But this rambunctiousness has paid dividends on the field. A master of the Packers' freewheeling West-Coast Offense, he frustrates defenses by scrambling out of the pocket, and he's not afraid to take on linebackers with a head of steam. His rifle-shot passes have been known to catch receivers flat-footed and knock them over backwards.
At Southern Mississippi, Favre broke nearly every school record, leading the team to 29 wins and two bowl victories. After five seasons with Green Bay, he ranks near the top of all NFL quarterbacks in passing efficiency.
But there's another side to Favre. He has founded a charitable foundation that raised $80,000 last year. He's spent countless hours with disabled kids throughout Wisconsin, and he's planning to build a community center here in Kiln, called "the kill" by locals.
Although people in this tiny town 60 miles east of New Orleans acknowledge Favre's wild streak, they quickly note that the quarterback was an A-student who never missed a day of school and that fame hasn't changed him. During the off-season, Favre still kicks around town in blue jeans and flip flops, and on sunny afternoons, you can hear the roar of his jet ski on the Jordan River.
Needless to say, Favre's success has energized this town, whose previous claim to fame was its role as a moonshine factory for Al Capone. It's the kind of place where the coffee shop is full by 6 a.m. and people refer to their pickup trucks as "veehicles."
At the town's watering hole, the Broke Spoke, proprietor Steve Haas describes the pot of crawfish he's planning to boil on Sunday, and the bleachers they're building out back to handle the expected throng. Today, as curiosity seekers roll in, he offers them plates of fried deer meat.
"Did ya shoot that buck yourself, Stevie?" asks a patron who surely knows it's not deer season.
"Nope," Mr. Haas replies. "The dogs got it this morning."
When the subject turns to Brett, Haas's face lights up. "He's a good dude," he says, offering apparently his highest compliment. "He's always been a good dude."
Nevertheless, Favre's road to the Superdome has been bumpy, especially this year. In the midst of his drug rehabilitation, his older brother, Scott, was charged with drunk driving in an accident that killed a family friend. And his sister was allegedly involved in a drive-by shooting at a Louisiana motel.
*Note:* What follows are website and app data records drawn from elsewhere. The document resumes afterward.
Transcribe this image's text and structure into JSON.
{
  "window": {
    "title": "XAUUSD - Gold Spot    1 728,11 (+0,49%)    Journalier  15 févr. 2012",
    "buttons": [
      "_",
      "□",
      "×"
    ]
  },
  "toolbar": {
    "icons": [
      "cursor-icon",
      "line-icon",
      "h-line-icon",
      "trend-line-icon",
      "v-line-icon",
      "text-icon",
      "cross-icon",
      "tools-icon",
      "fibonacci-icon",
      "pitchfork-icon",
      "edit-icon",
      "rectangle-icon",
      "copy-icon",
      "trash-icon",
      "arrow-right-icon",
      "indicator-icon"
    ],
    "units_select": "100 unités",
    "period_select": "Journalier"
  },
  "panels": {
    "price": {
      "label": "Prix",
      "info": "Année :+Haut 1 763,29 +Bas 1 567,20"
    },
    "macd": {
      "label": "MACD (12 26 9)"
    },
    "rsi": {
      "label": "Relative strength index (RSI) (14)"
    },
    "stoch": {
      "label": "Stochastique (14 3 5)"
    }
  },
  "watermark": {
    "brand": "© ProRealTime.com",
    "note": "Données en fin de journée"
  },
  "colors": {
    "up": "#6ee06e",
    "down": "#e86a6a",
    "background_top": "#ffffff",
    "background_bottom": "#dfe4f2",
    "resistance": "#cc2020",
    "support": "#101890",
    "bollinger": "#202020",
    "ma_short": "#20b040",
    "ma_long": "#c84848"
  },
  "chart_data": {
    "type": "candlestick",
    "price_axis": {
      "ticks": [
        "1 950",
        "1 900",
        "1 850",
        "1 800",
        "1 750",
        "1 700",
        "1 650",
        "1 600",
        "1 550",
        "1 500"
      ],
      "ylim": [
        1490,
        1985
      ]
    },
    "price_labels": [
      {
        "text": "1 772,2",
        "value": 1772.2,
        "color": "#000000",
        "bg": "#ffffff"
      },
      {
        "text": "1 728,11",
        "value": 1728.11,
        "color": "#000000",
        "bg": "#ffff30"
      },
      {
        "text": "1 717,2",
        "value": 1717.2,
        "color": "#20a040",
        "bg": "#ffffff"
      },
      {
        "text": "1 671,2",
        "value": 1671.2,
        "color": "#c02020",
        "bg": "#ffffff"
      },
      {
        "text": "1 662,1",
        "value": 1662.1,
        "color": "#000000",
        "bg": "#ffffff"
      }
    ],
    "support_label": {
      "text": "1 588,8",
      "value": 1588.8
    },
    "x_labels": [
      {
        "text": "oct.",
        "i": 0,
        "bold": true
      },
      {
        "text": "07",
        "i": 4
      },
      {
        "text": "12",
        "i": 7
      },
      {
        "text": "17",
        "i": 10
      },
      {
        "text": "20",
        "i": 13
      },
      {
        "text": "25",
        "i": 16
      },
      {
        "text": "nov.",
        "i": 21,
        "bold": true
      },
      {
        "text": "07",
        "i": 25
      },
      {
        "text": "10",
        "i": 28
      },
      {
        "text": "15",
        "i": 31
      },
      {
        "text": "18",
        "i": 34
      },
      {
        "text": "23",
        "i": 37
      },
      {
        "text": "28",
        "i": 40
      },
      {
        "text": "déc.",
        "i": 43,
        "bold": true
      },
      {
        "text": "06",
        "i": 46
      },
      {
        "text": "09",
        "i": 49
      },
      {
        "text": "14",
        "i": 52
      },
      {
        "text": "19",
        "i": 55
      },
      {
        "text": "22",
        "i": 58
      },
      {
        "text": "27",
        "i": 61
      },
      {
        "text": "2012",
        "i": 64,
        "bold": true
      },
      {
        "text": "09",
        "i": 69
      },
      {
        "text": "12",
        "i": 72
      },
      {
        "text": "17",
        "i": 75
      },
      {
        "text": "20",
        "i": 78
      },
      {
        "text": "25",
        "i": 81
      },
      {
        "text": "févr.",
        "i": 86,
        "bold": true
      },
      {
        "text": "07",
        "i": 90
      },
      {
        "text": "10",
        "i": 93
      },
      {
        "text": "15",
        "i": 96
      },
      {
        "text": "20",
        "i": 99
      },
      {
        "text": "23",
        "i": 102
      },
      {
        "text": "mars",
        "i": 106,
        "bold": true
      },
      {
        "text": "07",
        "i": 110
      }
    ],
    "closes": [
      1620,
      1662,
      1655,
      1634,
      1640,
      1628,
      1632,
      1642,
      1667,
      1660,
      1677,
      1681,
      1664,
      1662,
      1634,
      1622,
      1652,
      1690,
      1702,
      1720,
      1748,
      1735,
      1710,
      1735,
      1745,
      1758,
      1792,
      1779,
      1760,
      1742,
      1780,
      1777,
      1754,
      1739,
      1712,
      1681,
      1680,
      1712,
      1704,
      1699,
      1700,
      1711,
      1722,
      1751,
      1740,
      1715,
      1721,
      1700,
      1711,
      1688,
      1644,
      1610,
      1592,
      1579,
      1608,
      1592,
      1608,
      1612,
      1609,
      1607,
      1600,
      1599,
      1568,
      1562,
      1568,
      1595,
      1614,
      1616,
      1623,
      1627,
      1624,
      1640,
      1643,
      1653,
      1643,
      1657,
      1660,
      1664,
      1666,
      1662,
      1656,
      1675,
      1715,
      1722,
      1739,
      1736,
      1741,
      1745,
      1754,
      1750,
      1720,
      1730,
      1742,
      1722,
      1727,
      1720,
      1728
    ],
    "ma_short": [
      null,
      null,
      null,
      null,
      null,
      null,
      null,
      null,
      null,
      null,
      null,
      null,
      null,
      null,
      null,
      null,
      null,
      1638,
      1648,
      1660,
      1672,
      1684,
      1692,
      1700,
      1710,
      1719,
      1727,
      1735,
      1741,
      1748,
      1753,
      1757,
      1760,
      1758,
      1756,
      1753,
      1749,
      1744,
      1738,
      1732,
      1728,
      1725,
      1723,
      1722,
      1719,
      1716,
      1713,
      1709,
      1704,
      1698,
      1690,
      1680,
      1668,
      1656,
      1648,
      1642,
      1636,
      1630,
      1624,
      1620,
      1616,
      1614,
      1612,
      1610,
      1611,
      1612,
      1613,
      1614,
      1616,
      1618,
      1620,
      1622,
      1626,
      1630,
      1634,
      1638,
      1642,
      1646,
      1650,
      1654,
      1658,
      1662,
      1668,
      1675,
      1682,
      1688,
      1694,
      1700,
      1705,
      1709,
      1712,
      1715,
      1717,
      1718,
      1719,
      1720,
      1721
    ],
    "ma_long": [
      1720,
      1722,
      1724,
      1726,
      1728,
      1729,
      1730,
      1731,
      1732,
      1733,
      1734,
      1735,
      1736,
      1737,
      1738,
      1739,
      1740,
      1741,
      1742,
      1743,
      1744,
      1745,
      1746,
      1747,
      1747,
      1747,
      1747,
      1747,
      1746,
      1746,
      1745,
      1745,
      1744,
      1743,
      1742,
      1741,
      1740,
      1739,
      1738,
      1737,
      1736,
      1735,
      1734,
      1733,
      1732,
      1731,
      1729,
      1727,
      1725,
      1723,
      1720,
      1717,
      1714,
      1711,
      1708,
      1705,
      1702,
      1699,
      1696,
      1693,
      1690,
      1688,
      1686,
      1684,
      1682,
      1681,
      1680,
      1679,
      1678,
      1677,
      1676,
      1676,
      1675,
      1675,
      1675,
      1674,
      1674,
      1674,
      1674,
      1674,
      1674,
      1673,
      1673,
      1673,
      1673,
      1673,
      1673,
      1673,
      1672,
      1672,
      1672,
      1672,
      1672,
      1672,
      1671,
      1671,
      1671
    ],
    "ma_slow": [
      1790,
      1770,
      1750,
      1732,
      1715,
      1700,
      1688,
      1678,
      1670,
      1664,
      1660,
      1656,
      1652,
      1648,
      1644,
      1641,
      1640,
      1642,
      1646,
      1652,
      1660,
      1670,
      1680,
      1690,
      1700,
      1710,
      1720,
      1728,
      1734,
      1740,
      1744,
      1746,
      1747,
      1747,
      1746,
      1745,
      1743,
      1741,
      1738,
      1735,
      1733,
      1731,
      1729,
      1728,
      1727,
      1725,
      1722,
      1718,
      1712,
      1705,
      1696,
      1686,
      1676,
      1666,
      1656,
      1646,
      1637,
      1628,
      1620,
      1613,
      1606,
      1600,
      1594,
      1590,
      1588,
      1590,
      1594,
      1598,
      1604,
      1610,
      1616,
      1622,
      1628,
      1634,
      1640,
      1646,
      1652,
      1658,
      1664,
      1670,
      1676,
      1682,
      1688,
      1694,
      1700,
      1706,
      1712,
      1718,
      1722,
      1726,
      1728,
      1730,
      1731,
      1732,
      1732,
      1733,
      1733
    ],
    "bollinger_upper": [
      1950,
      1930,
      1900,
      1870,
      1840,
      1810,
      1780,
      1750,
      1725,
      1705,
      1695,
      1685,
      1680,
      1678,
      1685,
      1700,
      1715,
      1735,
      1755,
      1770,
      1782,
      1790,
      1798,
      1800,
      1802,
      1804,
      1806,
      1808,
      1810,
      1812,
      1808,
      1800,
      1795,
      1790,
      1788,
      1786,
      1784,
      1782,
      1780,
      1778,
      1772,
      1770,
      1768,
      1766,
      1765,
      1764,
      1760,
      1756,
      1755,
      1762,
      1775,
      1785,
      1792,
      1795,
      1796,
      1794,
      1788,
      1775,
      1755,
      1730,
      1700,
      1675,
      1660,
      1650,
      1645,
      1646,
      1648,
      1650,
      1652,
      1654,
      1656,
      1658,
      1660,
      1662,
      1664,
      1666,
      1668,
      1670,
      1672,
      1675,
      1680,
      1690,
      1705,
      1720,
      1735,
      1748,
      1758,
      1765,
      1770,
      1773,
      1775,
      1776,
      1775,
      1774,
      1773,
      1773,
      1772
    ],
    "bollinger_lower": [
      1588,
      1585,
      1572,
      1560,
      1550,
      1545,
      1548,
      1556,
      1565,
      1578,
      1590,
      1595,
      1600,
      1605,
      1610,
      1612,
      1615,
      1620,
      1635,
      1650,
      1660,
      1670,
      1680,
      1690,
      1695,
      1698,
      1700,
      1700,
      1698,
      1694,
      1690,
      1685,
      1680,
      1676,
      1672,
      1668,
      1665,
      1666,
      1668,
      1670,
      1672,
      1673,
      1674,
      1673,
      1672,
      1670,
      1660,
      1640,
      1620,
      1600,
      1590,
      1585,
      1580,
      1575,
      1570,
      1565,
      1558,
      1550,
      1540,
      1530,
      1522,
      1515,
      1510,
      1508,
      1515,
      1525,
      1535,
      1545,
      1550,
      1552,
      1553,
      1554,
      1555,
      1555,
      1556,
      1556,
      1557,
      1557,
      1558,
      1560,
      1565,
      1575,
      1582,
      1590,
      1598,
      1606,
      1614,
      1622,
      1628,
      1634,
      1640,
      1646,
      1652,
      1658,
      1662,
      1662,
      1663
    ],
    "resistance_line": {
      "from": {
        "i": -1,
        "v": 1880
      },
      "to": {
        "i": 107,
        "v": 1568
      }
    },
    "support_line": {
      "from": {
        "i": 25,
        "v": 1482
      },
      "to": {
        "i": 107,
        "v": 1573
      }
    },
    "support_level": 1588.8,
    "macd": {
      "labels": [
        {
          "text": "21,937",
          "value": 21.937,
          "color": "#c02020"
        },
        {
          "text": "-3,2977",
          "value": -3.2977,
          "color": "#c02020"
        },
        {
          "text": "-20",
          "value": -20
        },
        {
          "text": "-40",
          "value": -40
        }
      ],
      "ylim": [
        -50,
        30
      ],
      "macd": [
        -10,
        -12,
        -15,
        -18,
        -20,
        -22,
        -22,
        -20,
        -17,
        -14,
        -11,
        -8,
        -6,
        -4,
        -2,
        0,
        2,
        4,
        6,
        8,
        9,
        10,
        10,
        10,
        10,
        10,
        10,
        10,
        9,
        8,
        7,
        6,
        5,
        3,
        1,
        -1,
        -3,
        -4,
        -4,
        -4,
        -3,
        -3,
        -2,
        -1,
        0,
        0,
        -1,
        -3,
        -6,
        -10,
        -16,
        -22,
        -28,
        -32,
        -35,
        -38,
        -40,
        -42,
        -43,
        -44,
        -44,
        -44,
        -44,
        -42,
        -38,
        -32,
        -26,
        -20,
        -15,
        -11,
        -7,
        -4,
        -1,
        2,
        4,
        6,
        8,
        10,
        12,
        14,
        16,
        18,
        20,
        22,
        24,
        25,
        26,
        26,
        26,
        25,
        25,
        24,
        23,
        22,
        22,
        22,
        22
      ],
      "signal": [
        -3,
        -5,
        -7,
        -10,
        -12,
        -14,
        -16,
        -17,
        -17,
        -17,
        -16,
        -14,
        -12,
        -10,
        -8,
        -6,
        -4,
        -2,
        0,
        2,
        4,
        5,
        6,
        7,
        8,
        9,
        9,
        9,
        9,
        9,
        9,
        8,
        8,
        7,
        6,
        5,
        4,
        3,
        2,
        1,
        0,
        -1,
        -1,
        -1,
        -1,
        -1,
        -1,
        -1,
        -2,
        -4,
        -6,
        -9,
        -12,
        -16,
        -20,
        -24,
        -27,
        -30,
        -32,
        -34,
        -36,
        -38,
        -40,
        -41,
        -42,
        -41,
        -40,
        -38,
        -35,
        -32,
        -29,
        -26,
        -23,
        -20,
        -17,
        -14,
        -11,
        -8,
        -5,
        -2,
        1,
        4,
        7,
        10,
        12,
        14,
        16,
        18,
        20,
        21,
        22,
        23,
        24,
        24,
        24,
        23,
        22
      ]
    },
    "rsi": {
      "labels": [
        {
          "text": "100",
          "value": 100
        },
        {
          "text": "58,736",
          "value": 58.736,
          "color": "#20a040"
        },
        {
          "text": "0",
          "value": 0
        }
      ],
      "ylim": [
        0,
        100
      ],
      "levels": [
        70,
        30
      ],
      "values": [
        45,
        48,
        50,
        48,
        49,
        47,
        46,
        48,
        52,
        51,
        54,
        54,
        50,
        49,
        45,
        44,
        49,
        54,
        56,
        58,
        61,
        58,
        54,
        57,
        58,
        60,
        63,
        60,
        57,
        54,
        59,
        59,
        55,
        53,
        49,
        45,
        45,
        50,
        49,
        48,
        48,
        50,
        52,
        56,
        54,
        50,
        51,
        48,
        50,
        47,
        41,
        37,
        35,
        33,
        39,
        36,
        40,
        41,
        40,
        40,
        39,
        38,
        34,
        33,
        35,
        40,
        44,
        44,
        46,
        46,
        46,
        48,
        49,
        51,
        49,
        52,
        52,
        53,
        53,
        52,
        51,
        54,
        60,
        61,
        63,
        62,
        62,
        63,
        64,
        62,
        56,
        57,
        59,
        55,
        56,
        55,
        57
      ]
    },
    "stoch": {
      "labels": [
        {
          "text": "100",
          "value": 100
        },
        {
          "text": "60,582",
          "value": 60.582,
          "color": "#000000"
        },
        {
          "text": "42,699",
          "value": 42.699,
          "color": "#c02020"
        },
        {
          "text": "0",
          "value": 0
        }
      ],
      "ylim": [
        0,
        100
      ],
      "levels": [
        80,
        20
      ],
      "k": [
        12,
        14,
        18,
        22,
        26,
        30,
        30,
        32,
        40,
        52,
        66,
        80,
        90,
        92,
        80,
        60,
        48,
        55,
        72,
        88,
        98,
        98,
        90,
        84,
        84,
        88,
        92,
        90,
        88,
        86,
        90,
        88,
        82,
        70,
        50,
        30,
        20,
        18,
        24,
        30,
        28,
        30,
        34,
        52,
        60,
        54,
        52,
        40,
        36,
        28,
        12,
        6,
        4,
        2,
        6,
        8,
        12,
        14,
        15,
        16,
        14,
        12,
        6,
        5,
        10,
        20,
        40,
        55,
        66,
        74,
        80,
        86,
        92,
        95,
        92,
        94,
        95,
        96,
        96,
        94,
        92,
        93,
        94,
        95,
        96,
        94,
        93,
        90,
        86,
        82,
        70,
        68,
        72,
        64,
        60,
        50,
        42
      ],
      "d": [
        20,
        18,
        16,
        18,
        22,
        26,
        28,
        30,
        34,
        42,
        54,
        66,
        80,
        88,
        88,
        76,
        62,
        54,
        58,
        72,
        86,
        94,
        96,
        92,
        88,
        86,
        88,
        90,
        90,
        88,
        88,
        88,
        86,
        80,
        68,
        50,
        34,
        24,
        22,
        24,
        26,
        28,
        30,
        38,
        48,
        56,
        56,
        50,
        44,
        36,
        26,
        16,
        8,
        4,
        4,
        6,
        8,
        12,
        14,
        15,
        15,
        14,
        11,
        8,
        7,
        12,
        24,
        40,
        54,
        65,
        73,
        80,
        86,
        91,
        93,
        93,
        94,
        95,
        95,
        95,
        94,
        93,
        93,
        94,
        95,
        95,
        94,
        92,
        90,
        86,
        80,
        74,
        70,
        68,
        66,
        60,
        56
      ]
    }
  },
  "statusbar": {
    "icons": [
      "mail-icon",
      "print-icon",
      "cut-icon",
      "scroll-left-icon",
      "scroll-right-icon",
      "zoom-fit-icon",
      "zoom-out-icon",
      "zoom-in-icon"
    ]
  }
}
To Irvin Favre, who coached Brett at Hancock High School, his son's ability to overcome these setbacks marks him as a champion.
Besides, he says, Brett's upbringing has also instilled in him an immense will to win. "In our family, competition is the name of the game," he says. "No matter what Brett's in, he's going to try to beat you. He's not a happy loser."
It's a characteristic Mr. Ellis, a local businessman, knows well. Last year, after one of the Packers' discouraging losses to the Dallas Cowboys, his eight-year-old son, Josh, showed up to a party at the Favres' wearing an inflatable football helmet with a Cowboy insignia. When Brett saw this, Ellis recalls, he yanked the helmet off his son's head and stomped on it. "That poor child was crying, but Brett didn't care," Bonita laughs. "He doesn't like Dallas a whole bunch."
As night falls, there's more affectionate ribbing at Brett's expense. He's accused of being a legendary golf cheat, and Ellis remembers how Brett - who's in the middle of a five-year $19 million contract - borrowed $100 from him last year that he still hasn't repaid. Such stories are the kind you hear from a family that's tighter than a snare drum.
"Brett likes where he is in Green Bay, but he'd be crazy not to come back here when he retires," his father says.
Suddenly, the phone rings. It's Brett. "Whatcha doin?" he asks.
"Talkin' about you," his sister answers.
"Tell him John Ellis got something to say to him," Brett's mother says with a grin. Ellis takes the phone. "Hey Brett," he sniffs. "You still owe me a bunch of money, man, a hundred bucks. And what about that helmet?"